Activity =
Lift out all lines below that contain "chevron".

─── Exercise materials

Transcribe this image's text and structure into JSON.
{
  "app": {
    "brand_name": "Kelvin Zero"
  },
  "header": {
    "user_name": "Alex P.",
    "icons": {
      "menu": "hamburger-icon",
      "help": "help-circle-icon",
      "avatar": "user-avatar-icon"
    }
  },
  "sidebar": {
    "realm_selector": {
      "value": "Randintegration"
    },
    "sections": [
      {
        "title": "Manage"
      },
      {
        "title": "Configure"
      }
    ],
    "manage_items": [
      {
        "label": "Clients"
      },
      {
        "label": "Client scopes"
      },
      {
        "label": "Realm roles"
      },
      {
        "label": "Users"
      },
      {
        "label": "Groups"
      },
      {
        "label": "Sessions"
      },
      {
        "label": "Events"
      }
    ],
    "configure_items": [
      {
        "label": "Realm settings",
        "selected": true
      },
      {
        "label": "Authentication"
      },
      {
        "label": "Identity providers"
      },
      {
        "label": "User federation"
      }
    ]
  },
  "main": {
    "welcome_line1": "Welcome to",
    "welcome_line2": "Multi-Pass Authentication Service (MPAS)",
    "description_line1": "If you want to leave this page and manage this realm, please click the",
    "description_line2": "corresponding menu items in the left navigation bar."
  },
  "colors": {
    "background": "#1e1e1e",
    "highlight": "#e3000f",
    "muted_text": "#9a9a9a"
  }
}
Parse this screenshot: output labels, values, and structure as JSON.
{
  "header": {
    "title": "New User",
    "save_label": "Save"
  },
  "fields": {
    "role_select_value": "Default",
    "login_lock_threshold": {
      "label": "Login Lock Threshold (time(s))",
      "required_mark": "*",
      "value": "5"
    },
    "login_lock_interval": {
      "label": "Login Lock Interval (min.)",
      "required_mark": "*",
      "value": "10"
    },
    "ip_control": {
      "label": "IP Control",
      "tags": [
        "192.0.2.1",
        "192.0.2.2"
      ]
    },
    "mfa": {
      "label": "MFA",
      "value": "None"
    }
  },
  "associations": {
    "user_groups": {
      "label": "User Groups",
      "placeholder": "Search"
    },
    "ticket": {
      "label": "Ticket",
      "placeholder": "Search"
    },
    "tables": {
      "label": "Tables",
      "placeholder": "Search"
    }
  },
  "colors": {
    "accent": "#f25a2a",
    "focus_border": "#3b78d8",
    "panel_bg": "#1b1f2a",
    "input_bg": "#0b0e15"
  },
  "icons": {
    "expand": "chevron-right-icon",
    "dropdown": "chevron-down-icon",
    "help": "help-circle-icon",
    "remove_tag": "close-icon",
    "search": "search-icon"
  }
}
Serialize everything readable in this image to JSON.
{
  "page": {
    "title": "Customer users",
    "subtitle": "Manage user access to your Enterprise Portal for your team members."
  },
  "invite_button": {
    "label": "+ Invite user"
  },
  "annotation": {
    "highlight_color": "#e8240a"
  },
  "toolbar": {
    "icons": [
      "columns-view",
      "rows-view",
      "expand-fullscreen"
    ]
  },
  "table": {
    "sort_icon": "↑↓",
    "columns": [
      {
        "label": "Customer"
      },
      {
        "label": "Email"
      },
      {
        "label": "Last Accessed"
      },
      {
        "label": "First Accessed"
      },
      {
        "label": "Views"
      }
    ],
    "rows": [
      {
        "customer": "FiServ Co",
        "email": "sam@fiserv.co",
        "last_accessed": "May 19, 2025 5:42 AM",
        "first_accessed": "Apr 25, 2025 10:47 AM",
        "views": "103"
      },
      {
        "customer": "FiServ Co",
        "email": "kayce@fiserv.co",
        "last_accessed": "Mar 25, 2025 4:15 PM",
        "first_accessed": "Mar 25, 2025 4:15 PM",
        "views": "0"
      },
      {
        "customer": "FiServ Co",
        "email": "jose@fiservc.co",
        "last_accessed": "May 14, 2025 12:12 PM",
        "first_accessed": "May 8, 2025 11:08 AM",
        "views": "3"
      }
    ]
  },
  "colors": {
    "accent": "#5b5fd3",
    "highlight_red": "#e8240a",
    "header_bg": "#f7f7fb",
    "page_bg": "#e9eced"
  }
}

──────

Final answer =
    "expand": "chevron-right-icon",
    "dropdown": "chevron-down-icon",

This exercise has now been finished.